[EXTRACTED MATERIAL]

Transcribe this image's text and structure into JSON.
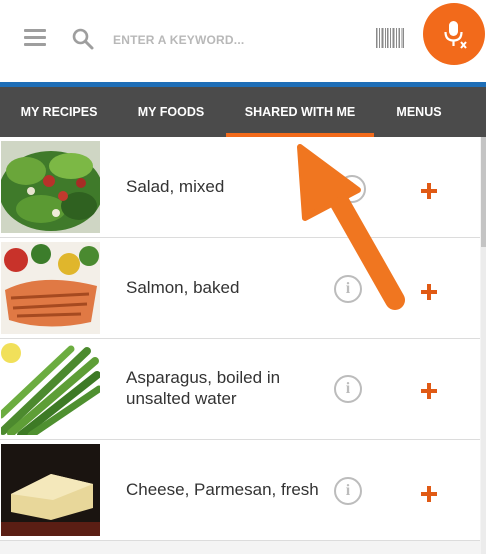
{
  "header": {
    "search_placeholder": "ENTER A KEYWORD...",
    "menu_icon": "hamburger-menu-icon",
    "search_icon": "magnifier-icon",
    "barcode_icon": "barcode-scanner-icon",
    "mic_icon": "microphone-off-icon",
    "accent_color": "#f26a1b"
  },
  "tabs": [
    {
      "label": "MY RECIPES",
      "active": false
    },
    {
      "label": "MY FOODS",
      "active": false
    },
    {
      "label": "SHARED WITH ME",
      "active": true
    },
    {
      "label": "MENUS",
      "active": false
    }
  ],
  "foods": [
    {
      "name": "Salad, mixed",
      "image": "salad-photo"
    },
    {
      "name": "Salmon, baked",
      "image": "salmon-photo"
    },
    {
      "name": "Asparagus, boiled in unsalted water",
      "image": "asparagus-photo"
    },
    {
      "name": "Cheese, Parmesan, fresh",
      "image": "parmesan-photo"
    }
  ],
  "colors": {
    "tab_bar": "#4b4b4b",
    "blue_stripe": "#1e6eb7",
    "add_icon": "#e05a15",
    "annotation_arrow": "#f26a1b"
  }
}
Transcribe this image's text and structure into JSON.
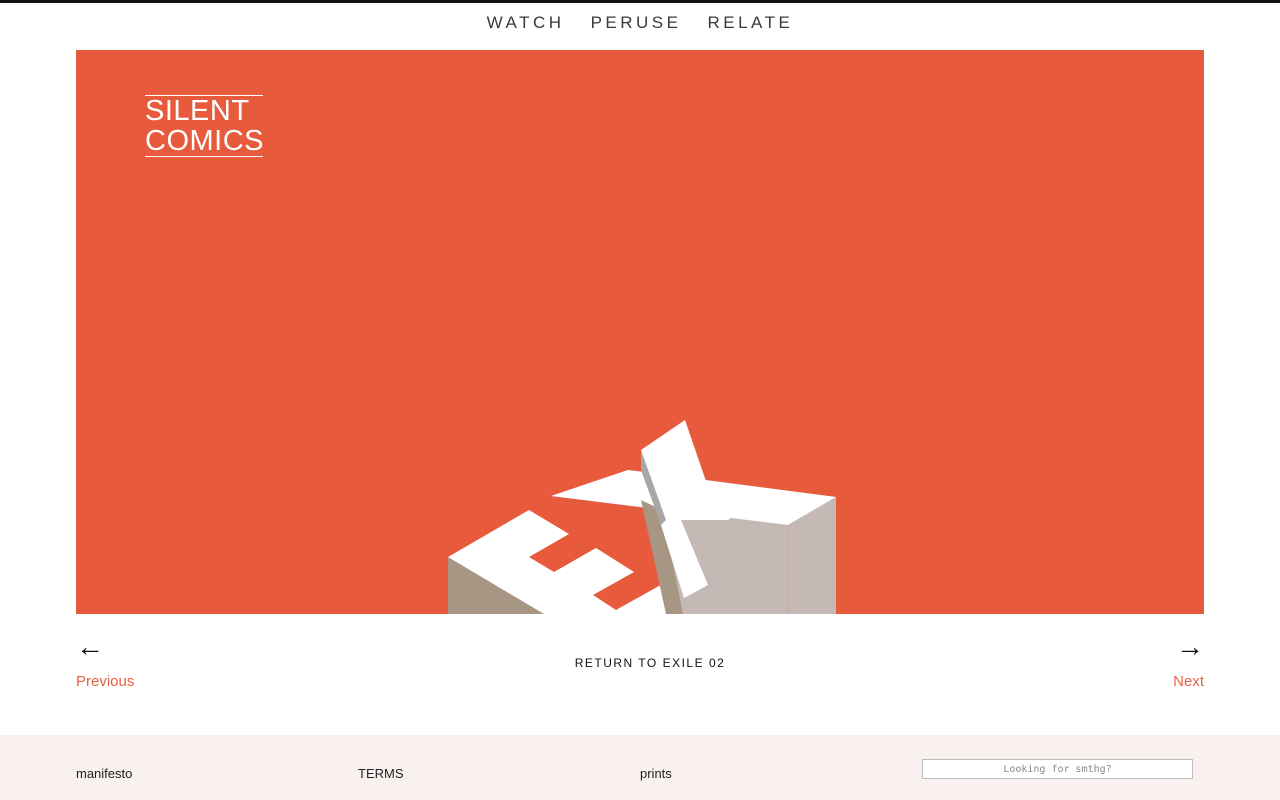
{
  "nav": {
    "items": [
      {
        "label": "WATCH"
      },
      {
        "label": "PERUSE"
      },
      {
        "label": "RELATE"
      }
    ]
  },
  "hero": {
    "background": "#e85a3c",
    "logo": {
      "line1": "SILENT",
      "line2": "COMICS"
    },
    "artwork_text": "EX"
  },
  "pager": {
    "prev_arrow": "←",
    "next_arrow": "→",
    "prev_label": "Previous",
    "next_label": "Next",
    "return_label": "RETURN TO EXILE 02"
  },
  "footer": {
    "links": [
      {
        "label": "manifesto"
      },
      {
        "label": "TERMS"
      },
      {
        "label": "prints"
      }
    ],
    "search_placeholder": "Looking for smthg?"
  },
  "colors": {
    "accent": "#e85a3c",
    "link_accent": "#e8614a",
    "footer_bg": "#f8f1f0"
  }
}
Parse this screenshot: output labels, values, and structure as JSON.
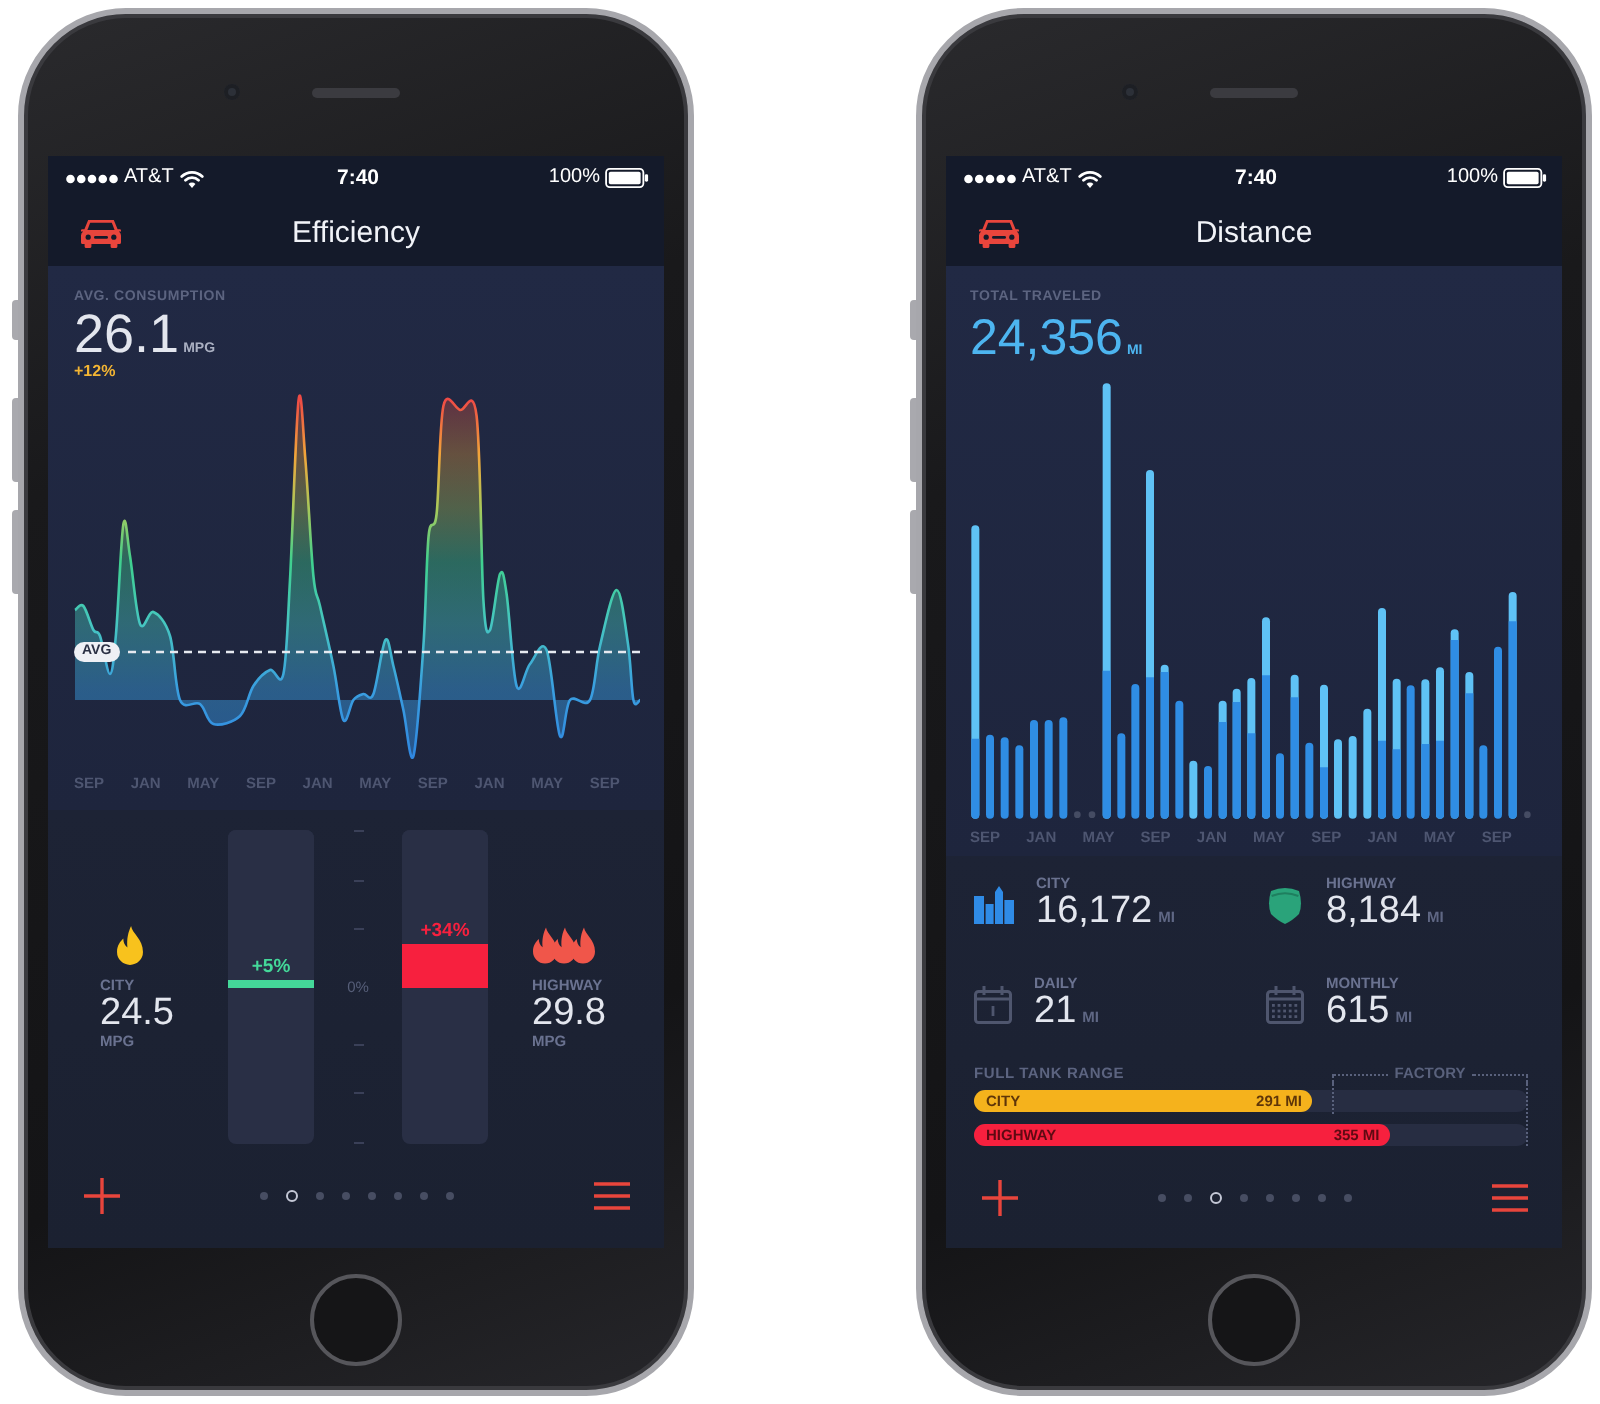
{
  "phones": [
    {
      "kind": "efficiency",
      "status_bar": {
        "carrier": "AT&T",
        "time": "7:40",
        "battery": "100%"
      },
      "nav_bar": {
        "title": "Efficiency"
      },
      "summary": {
        "label": "AVG. CONSUMPTION",
        "value": "26.1",
        "unit": "MPG",
        "change": "+12%"
      },
      "chart": {
        "average_label": "AVG",
        "month_labels": [
          "SEP",
          "JAN",
          "MAY",
          "SEP",
          "JAN",
          "MAY",
          "SEP",
          "JAN",
          "MAY",
          "SEP"
        ]
      },
      "comparison": {
        "zero_label": "0%",
        "items": [
          {
            "kind": "city",
            "label": "CITY",
            "value": "24.5",
            "unit": "MPG",
            "change": "+5%",
            "level": 0.05,
            "color": "#44d899"
          },
          {
            "kind": "highway",
            "label": "HIGHWAY",
            "value": "29.8",
            "unit": "MPG",
            "change": "+34%",
            "level": 0.28,
            "color": "#f7203e"
          }
        ]
      },
      "page_dots": [
        {
          "selected": false
        },
        {
          "selected": true
        },
        {
          "selected": false
        },
        {
          "selected": false
        },
        {
          "selected": false
        },
        {
          "selected": false
        },
        {
          "selected": false
        },
        {
          "selected": false
        }
      ]
    },
    {
      "kind": "distance",
      "status_bar": {
        "carrier": "AT&T",
        "time": "7:40",
        "battery": "100%"
      },
      "nav_bar": {
        "title": "Distance"
      },
      "summary": {
        "label": "TOTAL TRAVELED",
        "value": "24,356",
        "unit": "MI"
      },
      "chart": {
        "month_labels": [
          "SEP",
          "JAN",
          "MAY",
          "SEP",
          "JAN",
          "MAY",
          "SEP",
          "JAN",
          "MAY",
          "SEP"
        ]
      },
      "stats": [
        {
          "kind": "city",
          "label": "CITY",
          "value": "16,172",
          "unit": "MI"
        },
        {
          "kind": "highway",
          "label": "HIGHWAY",
          "value": "8,184",
          "unit": "MI"
        },
        {
          "kind": "daily",
          "label": "DAILY",
          "value": "21",
          "unit": "MI"
        },
        {
          "kind": "monthly",
          "label": "MONTHLY",
          "value": "615",
          "unit": "MI"
        }
      ],
      "range": {
        "title": "FULL TANK RANGE",
        "factory_label": "FACTORY",
        "bars": [
          {
            "label": "CITY",
            "reading": "291 MI",
            "level": 0.61,
            "color": "#f5b21c"
          },
          {
            "label": "HIGHWAY",
            "reading": "355 MI",
            "level": 0.75,
            "color": "#f7203e"
          }
        ]
      },
      "page_dots": [
        {
          "selected": false
        },
        {
          "selected": false
        },
        {
          "selected": true
        },
        {
          "selected": false
        },
        {
          "selected": false
        },
        {
          "selected": false
        },
        {
          "selected": false
        },
        {
          "selected": false
        }
      ]
    }
  ]
}
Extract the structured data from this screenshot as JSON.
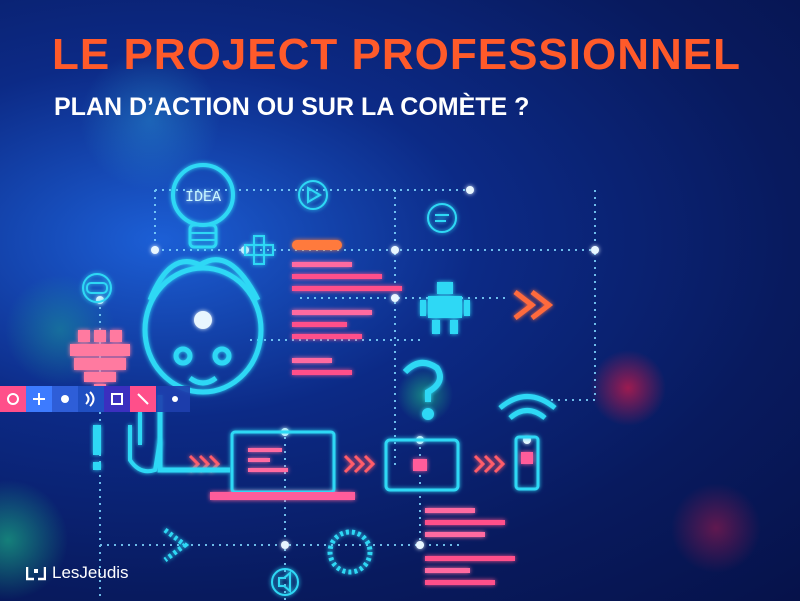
{
  "header": {
    "title": "LE PROJECT PROFESSIONNEL",
    "subtitle": "PLAN D’ACTION OU SUR LA COMÈTE ?"
  },
  "illustration": {
    "idea_bulb_text": "IDEA",
    "colors": {
      "title": "#ff5a2a",
      "neon_cyan": "#2fd8f5",
      "neon_pink": "#ff4f8a",
      "neon_orange": "#ff7a3c",
      "node_white": "#e8f6ff"
    }
  },
  "footer": {
    "brand_name": "LesJeudis"
  }
}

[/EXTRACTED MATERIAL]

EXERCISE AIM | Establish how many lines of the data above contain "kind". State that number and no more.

PROBLEM SOLUTION | 8